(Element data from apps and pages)
::::::::::

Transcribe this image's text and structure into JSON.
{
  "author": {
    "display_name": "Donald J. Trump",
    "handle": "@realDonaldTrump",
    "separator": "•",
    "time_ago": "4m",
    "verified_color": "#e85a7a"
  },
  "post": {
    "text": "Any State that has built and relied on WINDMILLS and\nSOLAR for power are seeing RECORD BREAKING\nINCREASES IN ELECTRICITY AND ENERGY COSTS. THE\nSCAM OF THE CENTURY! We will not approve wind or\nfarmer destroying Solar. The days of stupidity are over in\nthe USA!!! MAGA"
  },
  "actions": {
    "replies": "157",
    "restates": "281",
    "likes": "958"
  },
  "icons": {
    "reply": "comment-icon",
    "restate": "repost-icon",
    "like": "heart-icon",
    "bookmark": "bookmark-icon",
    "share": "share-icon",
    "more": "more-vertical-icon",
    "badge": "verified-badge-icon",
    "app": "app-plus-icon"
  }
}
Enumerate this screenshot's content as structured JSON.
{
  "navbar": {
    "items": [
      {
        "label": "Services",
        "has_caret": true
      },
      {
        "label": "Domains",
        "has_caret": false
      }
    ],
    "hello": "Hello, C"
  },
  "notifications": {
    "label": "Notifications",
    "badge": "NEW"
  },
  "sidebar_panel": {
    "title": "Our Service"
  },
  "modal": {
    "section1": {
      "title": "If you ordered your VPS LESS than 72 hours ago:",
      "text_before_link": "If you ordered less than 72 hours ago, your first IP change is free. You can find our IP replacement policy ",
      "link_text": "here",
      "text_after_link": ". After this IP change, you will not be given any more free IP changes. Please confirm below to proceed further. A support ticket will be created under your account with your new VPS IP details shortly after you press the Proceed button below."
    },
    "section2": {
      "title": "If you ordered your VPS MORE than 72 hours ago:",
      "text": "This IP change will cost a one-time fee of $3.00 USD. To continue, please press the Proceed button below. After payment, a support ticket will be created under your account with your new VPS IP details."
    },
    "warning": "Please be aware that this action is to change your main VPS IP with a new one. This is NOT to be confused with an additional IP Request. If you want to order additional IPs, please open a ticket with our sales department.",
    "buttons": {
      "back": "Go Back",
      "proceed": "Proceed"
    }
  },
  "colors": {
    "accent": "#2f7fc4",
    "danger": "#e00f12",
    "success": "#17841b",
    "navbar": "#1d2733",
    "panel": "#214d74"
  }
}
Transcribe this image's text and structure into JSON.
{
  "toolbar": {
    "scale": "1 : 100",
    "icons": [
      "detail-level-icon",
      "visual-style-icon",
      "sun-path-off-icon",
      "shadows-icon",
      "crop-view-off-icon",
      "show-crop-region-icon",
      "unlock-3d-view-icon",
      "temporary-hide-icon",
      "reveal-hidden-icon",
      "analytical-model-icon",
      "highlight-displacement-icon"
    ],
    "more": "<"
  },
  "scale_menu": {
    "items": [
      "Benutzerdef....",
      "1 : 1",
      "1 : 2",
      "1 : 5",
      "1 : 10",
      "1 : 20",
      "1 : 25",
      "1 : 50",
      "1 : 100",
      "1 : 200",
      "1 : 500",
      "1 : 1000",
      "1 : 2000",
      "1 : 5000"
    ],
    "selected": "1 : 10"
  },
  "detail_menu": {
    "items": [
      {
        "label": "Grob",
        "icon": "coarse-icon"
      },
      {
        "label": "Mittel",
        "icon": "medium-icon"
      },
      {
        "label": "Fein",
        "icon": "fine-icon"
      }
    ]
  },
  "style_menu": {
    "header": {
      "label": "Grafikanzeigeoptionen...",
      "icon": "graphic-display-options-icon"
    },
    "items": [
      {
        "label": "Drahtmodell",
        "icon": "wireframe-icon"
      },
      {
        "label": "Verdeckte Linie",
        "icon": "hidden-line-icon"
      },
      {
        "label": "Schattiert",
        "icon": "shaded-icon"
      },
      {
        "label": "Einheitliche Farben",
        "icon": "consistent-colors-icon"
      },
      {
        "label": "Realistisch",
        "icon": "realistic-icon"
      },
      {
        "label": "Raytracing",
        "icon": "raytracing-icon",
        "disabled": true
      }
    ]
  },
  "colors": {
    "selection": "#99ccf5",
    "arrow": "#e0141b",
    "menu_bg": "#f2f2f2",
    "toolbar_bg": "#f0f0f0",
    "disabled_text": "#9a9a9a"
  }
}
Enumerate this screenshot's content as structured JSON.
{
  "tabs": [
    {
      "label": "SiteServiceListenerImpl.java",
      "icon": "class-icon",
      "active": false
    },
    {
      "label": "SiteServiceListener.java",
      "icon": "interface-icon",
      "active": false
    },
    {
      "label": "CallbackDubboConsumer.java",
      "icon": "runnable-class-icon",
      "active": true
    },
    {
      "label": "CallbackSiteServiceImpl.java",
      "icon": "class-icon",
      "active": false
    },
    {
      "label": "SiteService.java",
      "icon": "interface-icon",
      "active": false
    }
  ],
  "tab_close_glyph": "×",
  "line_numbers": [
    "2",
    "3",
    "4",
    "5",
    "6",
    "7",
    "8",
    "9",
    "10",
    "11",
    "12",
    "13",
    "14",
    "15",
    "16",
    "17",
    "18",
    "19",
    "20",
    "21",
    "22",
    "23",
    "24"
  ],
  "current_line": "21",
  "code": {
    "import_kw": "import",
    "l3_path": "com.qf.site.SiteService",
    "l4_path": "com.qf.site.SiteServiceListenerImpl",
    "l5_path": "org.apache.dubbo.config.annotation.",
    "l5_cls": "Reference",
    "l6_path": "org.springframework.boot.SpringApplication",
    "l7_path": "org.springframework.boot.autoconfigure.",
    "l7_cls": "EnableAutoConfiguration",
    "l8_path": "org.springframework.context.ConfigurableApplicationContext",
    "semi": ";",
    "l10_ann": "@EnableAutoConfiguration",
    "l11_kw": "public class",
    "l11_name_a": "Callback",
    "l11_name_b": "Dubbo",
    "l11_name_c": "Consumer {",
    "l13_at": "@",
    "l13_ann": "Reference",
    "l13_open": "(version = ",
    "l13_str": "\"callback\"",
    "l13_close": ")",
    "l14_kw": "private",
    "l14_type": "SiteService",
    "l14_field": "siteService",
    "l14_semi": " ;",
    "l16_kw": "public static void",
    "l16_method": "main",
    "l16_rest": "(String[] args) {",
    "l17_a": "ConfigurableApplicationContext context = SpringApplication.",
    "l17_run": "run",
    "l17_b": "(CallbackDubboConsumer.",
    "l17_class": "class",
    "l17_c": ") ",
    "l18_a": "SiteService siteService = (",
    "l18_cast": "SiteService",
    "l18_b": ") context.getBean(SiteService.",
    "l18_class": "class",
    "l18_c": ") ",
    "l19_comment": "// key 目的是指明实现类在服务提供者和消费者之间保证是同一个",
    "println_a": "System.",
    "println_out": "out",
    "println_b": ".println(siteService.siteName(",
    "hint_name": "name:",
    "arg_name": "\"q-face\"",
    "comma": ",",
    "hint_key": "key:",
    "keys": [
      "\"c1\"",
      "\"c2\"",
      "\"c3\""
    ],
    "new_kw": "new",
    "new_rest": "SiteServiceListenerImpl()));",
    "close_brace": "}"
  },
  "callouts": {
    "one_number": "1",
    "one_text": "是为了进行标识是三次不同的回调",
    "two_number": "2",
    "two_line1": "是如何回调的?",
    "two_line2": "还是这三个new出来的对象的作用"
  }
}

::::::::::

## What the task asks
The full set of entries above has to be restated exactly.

## Exercise solution
Transcribe this image's text and structure into JSON.
{
  "author": {
    "display_name": "Donald J. Trump",
    "handle": "@realDonaldTrump",
    "separator": "•",
    "time_ago": "4m",
    "verified_color": "#e85a7a"
  },
  "post": {
    "text": "Any State that has built and relied on WINDMILLS and\nSOLAR for power are seeing RECORD BREAKING\nINCREASES IN ELECTRICITY AND ENERGY COSTS. THE\nSCAM OF THE CENTURY! We will not approve wind or\nfarmer destroying Solar. The days of stupidity are over in\nthe USA!!! MAGA"
  },
  "actions": {
    "replies": "157",
    "restates": "281",
    "likes": "958"
  },
  "icons": {
    "reply": "comment-icon",
    "restate": "repost-icon",
    "like": "heart-icon",
    "bookmark": "bookmark-icon",
    "share": "share-icon",
    "more": "more-vertical-icon",
    "badge": "verified-badge-icon",
    "app": "app-plus-icon"
  }
}
Enumerate this screenshot's content as structured JSON.
{
  "navbar": {
    "items": [
      {
        "label": "Services",
        "has_caret": true
      },
      {
        "label": "Domains",
        "has_caret": false
      }
    ],
    "hello": "Hello, C"
  },
  "notifications": {
    "label": "Notifications",
    "badge": "NEW"
  },
  "sidebar_panel": {
    "title": "Our Service"
  },
  "modal": {
    "section1": {
      "title": "If you ordered your VPS LESS than 72 hours ago:",
      "text_before_link": "If you ordered less than 72 hours ago, your first IP change is free. You can find our IP replacement policy ",
      "link_text": "here",
      "text_after_link": ". After this IP change, you will not be given any more free IP changes. Please confirm below to proceed further. A support ticket will be created under your account with your new VPS IP details shortly after you press the Proceed button below."
    },
    "section2": {
      "title": "If you ordered your VPS MORE than 72 hours ago:",
      "text": "This IP change will cost a one-time fee of $3.00 USD. To continue, please press the Proceed button below. After payment, a support ticket will be created under your account with your new VPS IP details."
    },
    "warning": "Please be aware that this action is to change your main VPS IP with a new one. This is NOT to be confused with an additional IP Request. If you want to order additional IPs, please open a ticket with our sales department.",
    "buttons": {
      "back": "Go Back",
      "proceed": "Proceed"
    }
  },
  "colors": {
    "accent": "#2f7fc4",
    "danger": "#e00f12",
    "success": "#17841b",
    "navbar": "#1d2733",
    "panel": "#214d74"
  }
}
Transcribe this image's text and structure into JSON.
{
  "toolbar": {
    "scale": "1 : 100",
    "icons": [
      "detail-level-icon",
      "visual-style-icon",
      "sun-path-off-icon",
      "shadows-icon",
      "crop-view-off-icon",
      "show-crop-region-icon",
      "unlock-3d-view-icon",
      "temporary-hide-icon",
      "reveal-hidden-icon",
      "analytical-model-icon",
      "highlight-displacement-icon"
    ],
    "more": "<"
  },
  "scale_menu": {
    "items": [
      "Benutzerdef....",
      "1 : 1",
      "1 : 2",
      "1 : 5",
      "1 : 10",
      "1 : 20",
      "1 : 25",
      "1 : 50",
      "1 : 100",
      "1 : 200",
      "1 : 500",
      "1 : 1000",
      "1 : 2000",
      "1 : 5000"
    ],
    "selected": "1 : 10"
  },
  "detail_menu": {
    "items": [
      {
        "label": "Grob",
        "icon": "coarse-icon"
      },
      {
        "label": "Mittel",
        "icon": "medium-icon"
      },
      {
        "label": "Fein",
        "icon": "fine-icon"
      }
    ]
  },
  "style_menu": {
    "header": {
      "label": "Grafikanzeigeoptionen...",
      "icon": "graphic-display-options-icon"
    },
    "items": [
      {
        "label": "Drahtmodell",
        "icon": "wireframe-icon"
      },
      {
        "label": "Verdeckte Linie",
        "icon": "hidden-line-icon"
      },
      {
        "label": "Schattiert",
        "icon": "shaded-icon"
      },
      {
        "label": "Einheitliche Farben",
        "icon": "consistent-colors-icon"
      },
      {
        "label": "Realistisch",
        "icon": "realistic-icon"
      },
      {
        "label": "Raytracing",
        "icon": "raytracing-icon",
        "disabled": true
      }
    ]
  },
  "colors": {
    "selection": "#99ccf5",
    "arrow": "#e0141b",
    "menu_bg": "#f2f2f2",
    "toolbar_bg": "#f0f0f0",
    "disabled_text": "#9a9a9a"
  }
}
Enumerate this screenshot's content as structured JSON.
{
  "tabs": [
    {
      "label": "SiteServiceListenerImpl.java",
      "icon": "class-icon",
      "active": false
    },
    {
      "label": "SiteServiceListener.java",
      "icon": "interface-icon",
      "active": false
    },
    {
      "label": "CallbackDubboConsumer.java",
      "icon": "runnable-class-icon",
      "active": true
    },
    {
      "label": "CallbackSiteServiceImpl.java",
      "icon": "class-icon",
      "active": false
    },
    {
      "label": "SiteService.java",
      "icon": "interface-icon",
      "active": false
    }
  ],
  "tab_close_glyph": "×",
  "line_numbers": [
    "2",
    "3",
    "4",
    "5",
    "6",
    "7",
    "8",
    "9",
    "10",
    "11",
    "12",
    "13",
    "14",
    "15",
    "16",
    "17",
    "18",
    "19",
    "20",
    "21",
    "22",
    "23",
    "24"
  ],
  "current_line": "21",
  "code": {
    "import_kw": "import",
    "l3_path": "com.qf.site.SiteService",
    "l4_path": "com.qf.site.SiteServiceListenerImpl",
    "l5_path": "org.apache.dubbo.config.annotation.",
    "l5_cls": "Reference",
    "l6_path": "org.springframework.boot.SpringApplication",
    "l7_path": "org.springframework.boot.autoconfigure.",
    "l7_cls": "EnableAutoConfiguration",
    "l8_path": "org.springframework.context.ConfigurableApplicationContext",
    "semi": ";",
    "l10_ann": "@EnableAutoConfiguration",
    "l11_kw": "public class",
    "l11_name_a": "Callback",
    "l11_name_b": "Dubbo",
    "l11_name_c": "Consumer {",
    "l13_at": "@",
    "l13_ann": "Reference",
    "l13_open": "(version = ",
    "l13_str": "\"callback\"",
    "l13_close": ")",
    "l14_kw": "private",
    "l14_type": "SiteService",
    "l14_field": "siteService",
    "l14_semi": " ;",
    "l16_kw": "public static void",
    "l16_method": "main",
    "l16_rest": "(String[] args) {",
    "l17_a": "ConfigurableApplicationContext context = SpringApplication.",
    "l17_run": "run",
    "l17_b": "(CallbackDubboConsumer.",
    "l17_class": "class",
    "l17_c": ") ",
    "l18_a": "SiteService siteService = (",
    "l18_cast": "SiteService",
    "l18_b": ") context.getBean(SiteService.",
    "l18_class": "class",
    "l18_c": ") ",
    "l19_comment": "// key 目的是指明实现类在服务提供者和消费者之间保证是同一个",
    "println_a": "System.",
    "println_out": "out",
    "println_b": ".println(siteService.siteName(",
    "hint_name": "name:",
    "arg_name": "\"q-face\"",
    "comma": ",",
    "hint_key": "key:",
    "keys": [
      "\"c1\"",
      "\"c2\"",
      "\"c3\""
    ],
    "new_kw": "new",
    "new_rest": "SiteServiceListenerImpl()));",
    "close_brace": "}"
  },
  "callouts": {
    "one_number": "1",
    "one_text": "是为了进行标识是三次不同的回调",
    "two_number": "2",
    "two_line1": "是如何回调的?",
    "two_line2": "还是这三个new出来的对象的作用"
  }
}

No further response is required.